---------- SOURCE MATERIAL

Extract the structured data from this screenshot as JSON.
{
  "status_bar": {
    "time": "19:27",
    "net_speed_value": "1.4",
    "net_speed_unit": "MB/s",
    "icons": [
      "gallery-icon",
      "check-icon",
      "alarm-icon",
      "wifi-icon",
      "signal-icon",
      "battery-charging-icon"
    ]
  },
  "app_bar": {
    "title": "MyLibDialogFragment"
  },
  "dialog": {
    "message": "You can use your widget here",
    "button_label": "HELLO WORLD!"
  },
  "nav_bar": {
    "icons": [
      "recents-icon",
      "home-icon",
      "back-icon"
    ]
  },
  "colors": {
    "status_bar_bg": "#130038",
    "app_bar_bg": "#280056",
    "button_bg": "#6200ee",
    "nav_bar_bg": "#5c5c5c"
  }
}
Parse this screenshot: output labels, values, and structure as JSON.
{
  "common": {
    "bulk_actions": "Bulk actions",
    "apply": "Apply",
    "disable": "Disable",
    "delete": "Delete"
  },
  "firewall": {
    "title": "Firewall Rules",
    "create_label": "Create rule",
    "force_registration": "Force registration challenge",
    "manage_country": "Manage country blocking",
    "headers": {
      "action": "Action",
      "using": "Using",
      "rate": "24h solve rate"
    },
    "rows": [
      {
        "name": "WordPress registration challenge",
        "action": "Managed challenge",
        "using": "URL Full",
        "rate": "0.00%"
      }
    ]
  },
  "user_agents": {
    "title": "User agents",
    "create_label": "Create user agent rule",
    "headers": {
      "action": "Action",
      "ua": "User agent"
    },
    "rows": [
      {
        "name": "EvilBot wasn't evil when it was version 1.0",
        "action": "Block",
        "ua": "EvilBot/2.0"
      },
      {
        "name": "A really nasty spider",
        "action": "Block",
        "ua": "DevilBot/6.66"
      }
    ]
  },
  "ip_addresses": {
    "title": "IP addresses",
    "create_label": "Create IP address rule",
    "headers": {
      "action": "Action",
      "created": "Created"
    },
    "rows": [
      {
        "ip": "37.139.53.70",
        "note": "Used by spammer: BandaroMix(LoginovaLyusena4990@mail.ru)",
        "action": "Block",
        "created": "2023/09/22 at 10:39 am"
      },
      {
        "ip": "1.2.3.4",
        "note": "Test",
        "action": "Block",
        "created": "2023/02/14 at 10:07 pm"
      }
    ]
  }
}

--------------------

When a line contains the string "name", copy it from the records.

        "name": "WordPress registration challenge",
        "name": "EvilBot wasn't evil when it was version 1.0",
        "name": "A really nasty spider",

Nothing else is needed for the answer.